Feb. 27 (Bloomberg) -- Last week, the Federal Reserve’s quantitative easing was about to undergo some quantitative adjustment. At least that was the take-away from the minutes of the Jan. 29-30 meeting, suggesting that Fed policy makers were starting to view the costs of long-term asset purchases as outweighing the benefits.
Chairman Ben Bernanke disabused us of that notion this week when he delivered the Fed’s semiannual monetary policy report to Congress.
“We do not see the potential costs of the increased risk-taking in some financial markets as outweighing the benefits of promoting a stronger economic recovery and more-rapid job creation,” Bernanke said in prepared testimony. The Fed will continue its $85-billion-a-month asset purchases, he said, “until it observes a substantial improvement in the outlook for the labor market in a context of price stability.”
Bernanke did a good job of outlining, and downplaying, the risks of expanding the Fed’s balance sheet, which, at $3.1 trillion, is almost four times its pre-crisis size. Along with the extended period of near-zero interest rates, large-scale asset purchases have the potential to increase the rate of inflation, encourage excessive risk-taking and financial instability, create market distortions, and, when interest rates rise, produce capital losses on the Fed’s portfolio of long-term securities.
I would add one more risk to his list: a loss of credibility as the Fed appears more willing to tolerate higher inflation in the short run in exchange for lower unemployment.
The Fed chief emphasized the substantial costs of persistently high unemployment, to both the individual and society at large. What he didn’t do was explain how more of the same is going to achieve a different result.
The unemployment rate has exceeded 7 percent for 50 consecutive months. It has come down to 7.9 percent from 10 percent in October 2009, but this has been a grudging decline accompanied by a reduction in the percentage of the population in the labor force.
On the benefit side, Bernanke said that low long-term interest rates have helped spark a housing recovery, although it’s not clear how credit for the revival should be apportioned among interest rates, time and a one-third collapse in nationwide home prices in the six years following the 2006 peak. To the extent that rock-bottom interest rates have goosed the stock market, consumers will feel better and spend more, Bernanke said.

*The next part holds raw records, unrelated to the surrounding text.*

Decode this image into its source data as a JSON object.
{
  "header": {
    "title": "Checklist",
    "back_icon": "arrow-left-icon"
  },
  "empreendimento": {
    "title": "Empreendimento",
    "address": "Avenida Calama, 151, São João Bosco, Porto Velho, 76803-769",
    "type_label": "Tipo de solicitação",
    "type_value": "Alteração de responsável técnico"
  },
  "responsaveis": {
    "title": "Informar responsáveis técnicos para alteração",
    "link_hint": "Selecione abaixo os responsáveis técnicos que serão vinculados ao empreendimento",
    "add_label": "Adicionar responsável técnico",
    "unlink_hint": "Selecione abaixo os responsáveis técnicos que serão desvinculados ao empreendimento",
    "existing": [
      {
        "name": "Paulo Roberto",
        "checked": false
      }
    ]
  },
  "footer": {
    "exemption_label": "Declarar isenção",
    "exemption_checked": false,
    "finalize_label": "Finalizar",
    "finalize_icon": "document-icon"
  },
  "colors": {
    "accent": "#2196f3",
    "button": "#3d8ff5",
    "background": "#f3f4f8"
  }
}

Unfortunately, the “wealth effect” from equity markets doesn’t seem to pack the same punch as that from housing, according to research by Credit Suisse economists Neal Soss and Henry Mo. Historically and for obvious reasons, housing wealth has been regarded as more permanent and less volatile than stock-market wealth. With housing values still depressed, the Fed will have to “engineer even larger bull markets in house prices and stock prices for any desired pick-up in economic growth,” Soss and Mo wrote in the firm’s Feb. 13 U.S. Economic Digest.
At this week’s hearing, Senator Tom Coburn, a Republican from Oklahoma, asked Bernanke if there was a “diminishing return” on the Fed’s efforts at quantitative easing. Bernanke acknowledged that it was a good question, cited the “substantial benefits” in 2009 when markets were chaotic, and concluded that there were “some positive benefits in terms of growth.”
Fair enough. Still, I wonder if Bernanke isn’t overconfident about the Fed’s ability to unwind its stimulus in a timely fashion (we have the “tools”), identify potential risks to the financial system (we have enhanced supervision) and forecast the future (we have a model). Seven years after the air started to leak out of the housing bubble, the U.S. economy is still operating well below its potential. Housing seems to have bottomed, finally, and is just starting to make a noticeable contribution to economic growth. Under the circumstances, you would think avoiding a repeat of that whose name cannot be spoken -- asset bubble -- would be a top priority for the Fed.
In the three decades since inflation was tamed, the U.S. economy has been prone to periodic bouts of irrational exuberance in asset markets. Why? Both arise from the same source, which is excess money and credit creation. Why isn’t the Fed more concerned about how credit is allocated, or misallocated as the case may be?
Senator Bob Corker, a Republican from Tennessee, accused Bernanke of being a “dove” for his implementation of expansionary policies. Bernanke responded by boasting of his record on inflation. He said it was “the best of any Federal Reserve Chairman in the postwar period -- at least one of the best, about 2 percent average inflation.”
Alan Greenspan, Bernanke’s predecessor, could say the same. With two bubbles -- one in Internet stocks, the other in housing -- under his watch, he’s not exactly going to be remembered for his track record on inflation.
(Caroline Baum, author of “Just What I Said,” is a Bloomberg View columnist. The opinions expressed are her own.)
To contact the writer of this article: Caroline Baum in New York at firstname.lastname@example.org.
To contact the editor responsible for this article: Mary Duenwald at email@example.com.